Elmhurst College is the latest member of higher education to make a queen sacrifice. The Chicago-area private liberal arts institution faces financial pressures and has launched a plan involving staff and faculty cuts.
Financial pressure seems to come from growing expenses, rather than declining tuition. According to the student newspaper, Elmhurst’s president reports having to draw more heavily on their endowment than anticipated – not for extraordinary costs, but “to pay for operating expenses.”
The managing director of public affairs went further according to a local news site: “Although revenue from student tuition has remained stable at the college, operational costs, salaries and inflation have grown.”
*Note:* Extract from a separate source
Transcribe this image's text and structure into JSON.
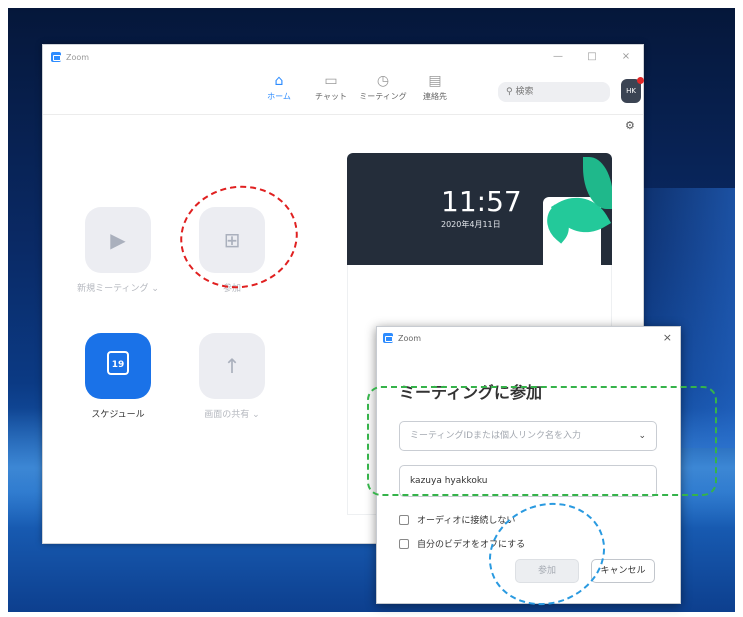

Cuts include closing a day care center and ending mid-year commencement. Plus cutting faculty and staff:
Of the 41 college employees leaving, 17 are faculty members – six of these professors were laid off, six accepted voluntary retirement packages, and five resigned after [Interim President Larry] Braskamp’s Dec. 5 announcement.
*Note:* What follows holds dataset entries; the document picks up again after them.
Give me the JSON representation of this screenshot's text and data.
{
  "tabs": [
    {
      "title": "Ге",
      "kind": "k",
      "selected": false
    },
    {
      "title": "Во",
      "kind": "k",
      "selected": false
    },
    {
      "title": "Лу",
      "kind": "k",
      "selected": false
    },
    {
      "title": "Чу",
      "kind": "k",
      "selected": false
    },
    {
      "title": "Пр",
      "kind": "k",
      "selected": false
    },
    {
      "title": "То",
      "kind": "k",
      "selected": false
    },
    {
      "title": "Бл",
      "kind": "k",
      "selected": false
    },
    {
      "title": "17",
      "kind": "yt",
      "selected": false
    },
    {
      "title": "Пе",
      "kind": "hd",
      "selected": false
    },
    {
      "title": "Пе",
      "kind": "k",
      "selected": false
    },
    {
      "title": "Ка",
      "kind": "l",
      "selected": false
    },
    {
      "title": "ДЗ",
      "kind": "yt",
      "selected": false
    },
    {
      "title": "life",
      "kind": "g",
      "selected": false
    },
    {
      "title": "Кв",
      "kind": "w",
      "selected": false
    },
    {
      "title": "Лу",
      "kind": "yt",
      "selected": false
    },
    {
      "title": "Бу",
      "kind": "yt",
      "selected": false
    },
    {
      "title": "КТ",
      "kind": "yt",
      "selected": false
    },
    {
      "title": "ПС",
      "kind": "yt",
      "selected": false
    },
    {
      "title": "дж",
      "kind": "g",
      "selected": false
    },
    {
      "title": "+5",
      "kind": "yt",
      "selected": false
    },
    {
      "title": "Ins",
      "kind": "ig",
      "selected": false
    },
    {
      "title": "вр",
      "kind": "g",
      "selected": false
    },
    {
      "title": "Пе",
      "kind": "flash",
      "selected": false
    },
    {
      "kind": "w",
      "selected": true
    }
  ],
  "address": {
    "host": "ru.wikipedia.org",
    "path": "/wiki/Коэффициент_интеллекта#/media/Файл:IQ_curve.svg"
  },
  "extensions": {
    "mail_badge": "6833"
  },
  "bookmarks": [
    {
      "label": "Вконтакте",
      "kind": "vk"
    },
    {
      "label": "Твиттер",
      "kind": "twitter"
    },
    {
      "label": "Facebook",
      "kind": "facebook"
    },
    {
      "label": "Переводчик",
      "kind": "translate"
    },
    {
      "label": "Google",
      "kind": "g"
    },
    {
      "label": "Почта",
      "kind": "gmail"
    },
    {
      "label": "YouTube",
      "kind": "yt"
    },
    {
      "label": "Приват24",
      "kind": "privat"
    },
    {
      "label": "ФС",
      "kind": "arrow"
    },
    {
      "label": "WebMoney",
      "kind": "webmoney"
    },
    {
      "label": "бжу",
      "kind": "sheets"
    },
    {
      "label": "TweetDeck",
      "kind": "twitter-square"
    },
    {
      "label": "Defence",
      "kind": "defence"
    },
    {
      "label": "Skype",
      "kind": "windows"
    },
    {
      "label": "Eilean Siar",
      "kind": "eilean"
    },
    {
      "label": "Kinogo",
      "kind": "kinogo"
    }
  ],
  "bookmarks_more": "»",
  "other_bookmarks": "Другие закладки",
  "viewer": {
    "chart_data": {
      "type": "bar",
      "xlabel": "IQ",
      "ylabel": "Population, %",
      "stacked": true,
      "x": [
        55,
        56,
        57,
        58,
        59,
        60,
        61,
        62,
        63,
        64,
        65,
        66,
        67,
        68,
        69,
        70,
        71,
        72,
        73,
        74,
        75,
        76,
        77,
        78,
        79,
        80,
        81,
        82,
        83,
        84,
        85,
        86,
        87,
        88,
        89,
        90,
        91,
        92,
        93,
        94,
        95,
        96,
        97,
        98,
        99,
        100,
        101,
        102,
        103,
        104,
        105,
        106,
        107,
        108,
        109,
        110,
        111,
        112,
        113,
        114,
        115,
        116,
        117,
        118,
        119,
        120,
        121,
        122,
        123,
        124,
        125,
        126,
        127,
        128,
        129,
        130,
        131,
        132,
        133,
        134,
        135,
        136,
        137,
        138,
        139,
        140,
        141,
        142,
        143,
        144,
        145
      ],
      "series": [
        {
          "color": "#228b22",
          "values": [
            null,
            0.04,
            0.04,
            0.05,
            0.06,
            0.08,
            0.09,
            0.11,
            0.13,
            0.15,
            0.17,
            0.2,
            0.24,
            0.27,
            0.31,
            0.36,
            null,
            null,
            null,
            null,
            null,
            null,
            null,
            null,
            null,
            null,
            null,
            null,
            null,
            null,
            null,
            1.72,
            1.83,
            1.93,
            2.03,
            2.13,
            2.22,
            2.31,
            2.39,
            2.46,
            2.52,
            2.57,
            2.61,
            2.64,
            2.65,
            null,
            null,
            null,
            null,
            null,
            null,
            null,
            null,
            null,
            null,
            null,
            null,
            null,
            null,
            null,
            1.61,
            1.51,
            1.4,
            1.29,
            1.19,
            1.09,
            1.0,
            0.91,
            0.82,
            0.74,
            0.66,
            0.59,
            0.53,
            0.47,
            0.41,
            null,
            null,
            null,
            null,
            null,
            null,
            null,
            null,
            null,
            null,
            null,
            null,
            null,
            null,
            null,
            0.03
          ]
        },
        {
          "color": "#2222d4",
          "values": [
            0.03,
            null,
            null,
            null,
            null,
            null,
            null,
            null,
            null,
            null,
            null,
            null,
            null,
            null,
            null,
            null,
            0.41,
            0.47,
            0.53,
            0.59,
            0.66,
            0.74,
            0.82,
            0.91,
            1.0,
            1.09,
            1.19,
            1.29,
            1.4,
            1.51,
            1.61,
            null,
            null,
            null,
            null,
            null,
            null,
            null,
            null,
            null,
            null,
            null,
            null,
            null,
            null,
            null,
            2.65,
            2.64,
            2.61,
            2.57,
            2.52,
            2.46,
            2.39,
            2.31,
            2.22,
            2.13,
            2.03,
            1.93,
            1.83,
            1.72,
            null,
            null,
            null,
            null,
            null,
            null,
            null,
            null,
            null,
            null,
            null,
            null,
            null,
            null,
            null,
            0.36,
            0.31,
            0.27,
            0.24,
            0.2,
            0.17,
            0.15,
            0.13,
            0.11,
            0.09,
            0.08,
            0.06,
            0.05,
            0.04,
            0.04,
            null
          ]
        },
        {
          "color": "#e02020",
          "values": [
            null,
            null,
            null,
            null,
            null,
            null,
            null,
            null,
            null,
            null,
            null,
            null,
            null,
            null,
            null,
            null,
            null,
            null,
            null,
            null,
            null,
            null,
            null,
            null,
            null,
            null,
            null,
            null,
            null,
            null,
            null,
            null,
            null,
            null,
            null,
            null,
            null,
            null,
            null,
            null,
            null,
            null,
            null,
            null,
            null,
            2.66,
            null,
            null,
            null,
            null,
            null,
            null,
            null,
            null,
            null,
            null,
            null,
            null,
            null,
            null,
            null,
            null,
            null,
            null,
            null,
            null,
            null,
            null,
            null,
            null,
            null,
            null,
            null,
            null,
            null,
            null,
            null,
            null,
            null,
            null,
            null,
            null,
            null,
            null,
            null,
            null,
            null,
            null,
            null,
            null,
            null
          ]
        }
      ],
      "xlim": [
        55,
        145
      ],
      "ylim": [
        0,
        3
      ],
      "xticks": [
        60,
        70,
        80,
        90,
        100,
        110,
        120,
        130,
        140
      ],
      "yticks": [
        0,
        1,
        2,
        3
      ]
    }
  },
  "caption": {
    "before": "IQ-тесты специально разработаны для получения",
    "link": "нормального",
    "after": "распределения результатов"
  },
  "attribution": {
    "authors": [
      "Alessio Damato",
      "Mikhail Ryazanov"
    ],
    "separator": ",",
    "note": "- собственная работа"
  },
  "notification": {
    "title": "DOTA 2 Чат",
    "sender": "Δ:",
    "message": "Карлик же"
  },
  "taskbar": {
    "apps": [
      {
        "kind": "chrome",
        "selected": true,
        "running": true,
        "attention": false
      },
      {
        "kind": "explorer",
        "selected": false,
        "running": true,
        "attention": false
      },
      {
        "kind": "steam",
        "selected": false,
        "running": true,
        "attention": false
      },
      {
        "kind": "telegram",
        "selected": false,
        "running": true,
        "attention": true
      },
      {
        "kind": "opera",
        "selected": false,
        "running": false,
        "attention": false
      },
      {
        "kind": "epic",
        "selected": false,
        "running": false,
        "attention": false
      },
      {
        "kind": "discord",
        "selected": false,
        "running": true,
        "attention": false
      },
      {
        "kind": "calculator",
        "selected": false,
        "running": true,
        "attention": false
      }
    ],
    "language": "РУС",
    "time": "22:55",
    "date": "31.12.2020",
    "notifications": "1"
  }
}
Additionally, three professors accepted phased retirement offers, meaning they will leave EC within five years.
I can’t determine which programs have been hit, but the campus leadership seems to be making a classic queen sacrifice calculation:
“We were looking for [layoffs] where fewer students would be affected or smaller programs would not be affected,” [Senior Vice President of Academic Affairs and Dean of Faculty Alzada] Tipton said. “Our primary consideration was to do as little damage as possible to students and their ability to study what they want to study and graduate in a timely manner.”
Elmhurst’s leadership offers a detailed, sober, and seemingly transparent view of what will come next:
Tipton believes departments will have to make up for losses by relying more on adjunct faculty and their current full-time professors.
“The most obvious solution for [making up the lost faculty] is to hire more adjunct faculty to replace their courses,” she said. “I think some of the full-time faculty work beyond just teaching will have to be shouldered by other full-time faculty in the departments.”
Furthermore, the loss of so many staff and faculty members will force the college to redefine the roles and responsibilities of employees in departments and offices on-campus, Braskamp said at a Feb. 13 faculty meeting.
I’m impressed Elmhurst keeps up the number of students (and hence tuition), given its location in a declining youth population area (the Midwest).
To sum up: yet another American campus cuts faculty and staff, negatively impacting the school’s academic mission. The queen sacrifice seems to be spreading across the country, despite the national economy being in some form of recovery.
(via Recession Realities)